Spontaneous removal of liquid, solidifying liquid and solid forms of matter from surfaces, is of significant importance in nature and technology, where it finds applications ranging from self-cleaning to icephobicity and to condensation systems. However, it is a great challenge to understand fundamentally the complex interaction of rapidly solidifying, typically supercooled, droplets with surfaces, and to harvest benefit from it for the design of intrinsically icephobic materials. Here we report and explain an ice removal mechanism that manifests itself simultaneously with freezing, driving gradual self-dislodging of droplets cooled via evaporation and sublimation (low environmental pressure) or convection (atmospheric pressure) from substrates. The key to successful self-dislodging is that the freezing at the droplet free surface and the droplet contact area with the substrate do not occur simultaneously: The frozen phase boundary moves inward from the droplet free surface toward the droplet-substrate interface, which remains liquid throughout most of the process and freezes last. We observe experimentally, and validate theoretically, that the inward motion of the phase boundary near the substrate drives a gradual reduction in droplet-substrate contact. Concurrently, the droplet lifts from the substrate due to its incompressibility, density differences, and the asymmetric freezing dynamics with inward solidification causing not fully frozen mass to be displaced toward the unsolidified droplet-substrate interface.

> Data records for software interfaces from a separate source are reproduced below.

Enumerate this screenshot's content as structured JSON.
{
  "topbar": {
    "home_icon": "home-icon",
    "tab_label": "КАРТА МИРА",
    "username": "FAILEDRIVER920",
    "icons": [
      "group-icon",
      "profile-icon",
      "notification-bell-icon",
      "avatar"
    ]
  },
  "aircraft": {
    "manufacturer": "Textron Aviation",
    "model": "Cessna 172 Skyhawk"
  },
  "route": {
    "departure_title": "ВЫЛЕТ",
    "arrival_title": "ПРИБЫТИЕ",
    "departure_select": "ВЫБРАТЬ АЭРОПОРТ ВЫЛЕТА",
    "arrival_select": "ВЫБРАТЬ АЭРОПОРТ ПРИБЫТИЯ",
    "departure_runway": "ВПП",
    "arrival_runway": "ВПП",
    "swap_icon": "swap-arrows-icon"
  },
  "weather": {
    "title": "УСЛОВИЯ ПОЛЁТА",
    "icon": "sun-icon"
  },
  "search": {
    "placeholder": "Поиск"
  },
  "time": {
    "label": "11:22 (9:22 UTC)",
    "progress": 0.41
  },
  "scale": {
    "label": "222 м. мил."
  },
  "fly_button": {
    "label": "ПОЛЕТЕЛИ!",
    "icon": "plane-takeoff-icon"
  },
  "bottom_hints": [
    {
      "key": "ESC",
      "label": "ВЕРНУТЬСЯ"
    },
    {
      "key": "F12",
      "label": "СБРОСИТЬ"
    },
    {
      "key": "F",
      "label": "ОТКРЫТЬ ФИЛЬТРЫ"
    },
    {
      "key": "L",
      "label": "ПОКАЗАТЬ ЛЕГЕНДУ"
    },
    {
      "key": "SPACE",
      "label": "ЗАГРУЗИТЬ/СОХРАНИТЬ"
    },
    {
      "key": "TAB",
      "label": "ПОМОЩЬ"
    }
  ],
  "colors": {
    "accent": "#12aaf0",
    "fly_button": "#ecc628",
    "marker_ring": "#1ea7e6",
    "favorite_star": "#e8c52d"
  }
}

Depending on surface topography and wetting conditions, we find that this can lead to full dislodging of the ice droplet from a variety of engineered substrates, rendering the latter ice-free.
Keywords: freezing; icephobicity; sublimation; superhydrophobicity; wettability.